Exploring Plastic Lenses on Your DSLR and Film Cameras

Produce evocative images with non-traditional lenses and techniques

Yet another innovative way to represent life! Photographers often prefer toy cameras such as the Holga and Diana over sharper, more sophisticated professional cameras, because their plastic lenses are closer to what we see with our own eyes. They enable us to produce evocative images with vignetting, focus fall off, and light leaks. The recent release of Holga and Lens Baby lenses for DSLR cameras further expands the creative possibilites.

This course enables you to explore and express your unique creative vision with a variety of plastic cameras and lenses. Lectures examine the work of photographers use of plastic cameras across all photographic genres, providing a context for each day's work. Discussions cover compositional theory and technical concerns. Afternoons are spent working in the field on specific assignments, each designed to awaken your eye and strengthen your ability to deal effectively with new subject matter in a highly personal way. Students can use digital and analogue photography and are encouraged to experiment with as many lenses and cameras as possible. This is an exciting opportunity to realize all the different resources photographers have. Great photographs don't depend merely on expensive equipment. Beautiful pieces can be produced with delightful simplicity. 


Emily Schiffer

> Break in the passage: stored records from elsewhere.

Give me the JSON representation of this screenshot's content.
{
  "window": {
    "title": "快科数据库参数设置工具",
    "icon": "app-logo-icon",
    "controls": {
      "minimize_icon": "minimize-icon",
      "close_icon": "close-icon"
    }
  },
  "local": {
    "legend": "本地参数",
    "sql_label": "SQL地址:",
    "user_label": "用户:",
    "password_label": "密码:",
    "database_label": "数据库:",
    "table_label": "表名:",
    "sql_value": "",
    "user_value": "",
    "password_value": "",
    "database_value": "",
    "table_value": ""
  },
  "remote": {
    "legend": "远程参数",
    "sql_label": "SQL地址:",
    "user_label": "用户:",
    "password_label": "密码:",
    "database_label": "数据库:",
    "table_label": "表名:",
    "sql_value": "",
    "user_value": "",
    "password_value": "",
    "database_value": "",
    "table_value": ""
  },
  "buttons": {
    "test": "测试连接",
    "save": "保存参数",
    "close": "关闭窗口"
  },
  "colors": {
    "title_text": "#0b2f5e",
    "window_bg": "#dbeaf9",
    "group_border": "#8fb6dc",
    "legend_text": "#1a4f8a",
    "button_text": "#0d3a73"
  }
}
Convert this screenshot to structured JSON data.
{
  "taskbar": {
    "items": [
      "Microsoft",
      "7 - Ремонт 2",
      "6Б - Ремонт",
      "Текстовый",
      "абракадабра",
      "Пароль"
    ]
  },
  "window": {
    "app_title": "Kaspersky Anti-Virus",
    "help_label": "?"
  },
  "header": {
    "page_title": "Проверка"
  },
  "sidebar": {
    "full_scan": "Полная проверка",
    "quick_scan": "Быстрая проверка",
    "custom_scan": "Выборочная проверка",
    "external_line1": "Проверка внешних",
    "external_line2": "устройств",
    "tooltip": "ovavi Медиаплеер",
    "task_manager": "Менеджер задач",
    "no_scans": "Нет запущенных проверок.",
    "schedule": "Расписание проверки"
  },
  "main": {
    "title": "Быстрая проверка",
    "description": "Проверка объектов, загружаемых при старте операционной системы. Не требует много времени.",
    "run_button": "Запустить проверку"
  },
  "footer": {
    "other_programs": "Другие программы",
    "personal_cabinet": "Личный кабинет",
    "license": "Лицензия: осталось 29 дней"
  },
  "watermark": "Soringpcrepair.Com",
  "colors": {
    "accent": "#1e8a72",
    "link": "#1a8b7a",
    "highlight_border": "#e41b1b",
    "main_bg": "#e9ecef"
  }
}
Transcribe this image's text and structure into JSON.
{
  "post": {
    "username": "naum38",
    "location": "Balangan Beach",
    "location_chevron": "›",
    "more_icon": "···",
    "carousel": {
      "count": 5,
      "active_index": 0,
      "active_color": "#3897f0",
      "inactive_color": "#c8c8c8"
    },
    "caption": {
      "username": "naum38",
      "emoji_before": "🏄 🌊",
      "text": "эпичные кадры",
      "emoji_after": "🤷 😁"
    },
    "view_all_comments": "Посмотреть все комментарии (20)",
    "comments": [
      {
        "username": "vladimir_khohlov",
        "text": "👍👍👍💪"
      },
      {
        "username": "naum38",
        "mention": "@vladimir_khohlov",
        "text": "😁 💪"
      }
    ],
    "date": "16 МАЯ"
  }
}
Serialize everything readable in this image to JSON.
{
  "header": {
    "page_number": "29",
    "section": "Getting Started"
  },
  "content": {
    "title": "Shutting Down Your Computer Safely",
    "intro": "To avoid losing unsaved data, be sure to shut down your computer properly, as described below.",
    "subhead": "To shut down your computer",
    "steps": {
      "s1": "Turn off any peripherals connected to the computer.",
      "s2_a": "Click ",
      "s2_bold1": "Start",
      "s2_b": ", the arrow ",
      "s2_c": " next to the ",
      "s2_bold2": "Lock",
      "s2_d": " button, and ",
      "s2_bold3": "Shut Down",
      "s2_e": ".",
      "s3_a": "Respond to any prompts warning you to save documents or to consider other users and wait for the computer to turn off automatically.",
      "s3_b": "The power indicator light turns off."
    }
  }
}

© Emily SchifferEmily Schiffer is a documentary photographer interested in depicting essential details of life that are often overshadowed by larger, more newsworthy circumstances. In 2005, she founded the My Viewpoint Youth Photography Initiative on the Cheyenne River Reservation in South Dakota, where she continues to teach and shoot. In 2011, she co-created See Potential, a community engagement/ public art photography project on Chicago’s South Side, which mobilizes residents to see potential in their community and create social change. Awards include: a 2013 Open Society Foundation Audience Engagement Grant, a 2011 Emergency Fund Grant from the Magnum Foundation, the 2010 Arnold Newman Prize for New Directions in Portraiture, the 2010 winner of the PDN Photo Annual Personal Project Category, the 2009 Inge Morath Award, presented by Magnum Photos and the Inge Morath Foundation, and a 2006-2007 Fulbright Fellowship in Photography. Emily has exhibited her photographs internationally. Publications include: Smithsonian Magazine, Photo District News, TIME Magazine Lightbox, Mother Jones, and BURN Magazine. Her work is in the permanent collections of The Farnsworth Museum, US, The Kiyosato Museum of Photographic Arts, Japan, Foto Baryo, Philippines, and The Center for Fine Art Photography, US.  Emily received her BA in Fine Art and African American Studies from the University of Pennsylvania in 2003. For more information please visit www.emilyschiffer.com